Then there’s the stigma of actual diagnosis, frequently looked down upon as “labeling.” Believers, especially more conservative ones, seem to forget that the human brain is an organ that was also affected by The Fall. No part of our body is ever wholly perfect. We do not serve our children or their peers, teachers, and others around them well when we refuse to effectively address symptoms that cause great distress and inhibit their full participation in the classroom and at home. We wouldn’t refuse to give someone with nearsightedness a pair of glasses!
In dealing with kids with ADHD, the most important thing to remember is punishment is never the most helpful response to ADHD-driven behavior4. Kids with ADHD are already corrected, admonished, and chastised throughout the day.
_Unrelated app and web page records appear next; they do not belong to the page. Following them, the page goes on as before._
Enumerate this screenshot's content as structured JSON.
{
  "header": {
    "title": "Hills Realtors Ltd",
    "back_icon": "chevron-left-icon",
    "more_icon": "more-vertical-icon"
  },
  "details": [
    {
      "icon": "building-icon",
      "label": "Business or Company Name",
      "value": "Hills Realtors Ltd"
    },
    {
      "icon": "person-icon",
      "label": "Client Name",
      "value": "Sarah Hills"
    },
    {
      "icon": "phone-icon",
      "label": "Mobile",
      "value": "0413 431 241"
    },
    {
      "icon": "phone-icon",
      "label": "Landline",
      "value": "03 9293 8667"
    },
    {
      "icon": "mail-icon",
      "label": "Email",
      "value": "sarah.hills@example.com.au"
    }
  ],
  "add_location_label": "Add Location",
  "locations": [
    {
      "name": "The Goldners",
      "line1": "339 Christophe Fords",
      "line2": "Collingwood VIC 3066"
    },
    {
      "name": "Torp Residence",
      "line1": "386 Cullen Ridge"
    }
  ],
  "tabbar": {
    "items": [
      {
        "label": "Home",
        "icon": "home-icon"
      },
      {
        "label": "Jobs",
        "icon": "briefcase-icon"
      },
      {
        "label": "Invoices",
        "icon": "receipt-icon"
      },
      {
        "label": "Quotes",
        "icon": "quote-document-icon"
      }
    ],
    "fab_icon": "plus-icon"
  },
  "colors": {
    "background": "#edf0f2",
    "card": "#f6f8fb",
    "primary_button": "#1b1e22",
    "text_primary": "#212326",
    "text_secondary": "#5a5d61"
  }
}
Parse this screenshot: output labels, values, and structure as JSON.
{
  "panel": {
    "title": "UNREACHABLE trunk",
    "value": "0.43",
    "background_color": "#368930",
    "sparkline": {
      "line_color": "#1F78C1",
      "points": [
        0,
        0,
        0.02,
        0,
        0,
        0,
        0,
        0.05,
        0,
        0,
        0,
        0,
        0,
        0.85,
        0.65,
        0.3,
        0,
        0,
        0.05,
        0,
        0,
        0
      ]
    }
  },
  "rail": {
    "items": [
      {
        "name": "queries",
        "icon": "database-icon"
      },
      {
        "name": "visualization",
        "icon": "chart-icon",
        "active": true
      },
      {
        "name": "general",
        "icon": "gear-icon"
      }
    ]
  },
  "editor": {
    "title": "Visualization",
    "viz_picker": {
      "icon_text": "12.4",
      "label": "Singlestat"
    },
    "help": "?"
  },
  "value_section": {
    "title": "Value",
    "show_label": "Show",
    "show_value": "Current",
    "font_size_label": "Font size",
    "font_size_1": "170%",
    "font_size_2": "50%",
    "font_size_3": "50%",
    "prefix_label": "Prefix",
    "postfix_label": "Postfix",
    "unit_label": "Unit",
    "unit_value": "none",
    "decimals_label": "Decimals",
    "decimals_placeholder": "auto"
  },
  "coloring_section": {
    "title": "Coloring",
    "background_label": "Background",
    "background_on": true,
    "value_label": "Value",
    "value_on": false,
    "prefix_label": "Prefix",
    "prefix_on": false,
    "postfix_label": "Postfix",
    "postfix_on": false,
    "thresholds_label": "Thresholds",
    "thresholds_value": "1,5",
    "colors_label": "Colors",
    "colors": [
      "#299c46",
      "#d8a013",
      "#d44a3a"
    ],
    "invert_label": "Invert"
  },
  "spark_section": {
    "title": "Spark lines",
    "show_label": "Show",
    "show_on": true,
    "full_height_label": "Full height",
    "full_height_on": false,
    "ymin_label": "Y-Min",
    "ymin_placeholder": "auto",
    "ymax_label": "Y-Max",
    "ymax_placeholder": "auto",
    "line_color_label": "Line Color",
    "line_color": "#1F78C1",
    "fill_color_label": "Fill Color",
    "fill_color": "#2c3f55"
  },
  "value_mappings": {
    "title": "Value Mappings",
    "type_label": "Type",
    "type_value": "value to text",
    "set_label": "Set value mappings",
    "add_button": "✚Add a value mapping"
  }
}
They already tend to be down on themselves, thinking they are just “bad kids” because they do inappropriate things other kids never seem to be tempted to do! Rewards and positive reinforcement—even positively framing reminders and correction—will make a world of difference in helping our children learn to succeed and to trust us as we walk this challenging road together. We don’t want our kids to feel like they just can’t win. We want them to know they are (or can be) winners in Christ, that God knows and cares and made them just as he desired, and that he will enable them (and us as we parent them) to be the people he created them to be. Everyone since the Fall has been born with unique physical and mental challenges, but as God’s children, we are everlastingly loved with the promise of new perfected bodies (and minds!) when Christ returns to make all things new. We can also encourage them that God delights to use our weakness, as described by Paul in 2 Corinthians 12:9-10, and that he redeems all our hardships for our good and his glory.
To read more about ADHD:
- ADD (Attention Deficit Disorder) is now called ADHD (Attention Deficit Hyperactivity Disorder), even if kids are not overtly hyperactive. Whatever their bodies are doing, their brains are either jumping around with hyperactivity or “hyper-focused” on one activity or line of thought.
- My 15-year-old son says this is a huge one for him! He has excellent, even advanced reading skills, but says he just can’t focus his brain on the text enough to make the book come alive to him and really draw him in.
- Driven to Distraction: Recognizing and Coping with Attention Deficit Disorder from Childhood through Adulthood, Edward M. Hallowell, John J. Ratey. Simon and Schuster, 1995. (Link is to revised edition.)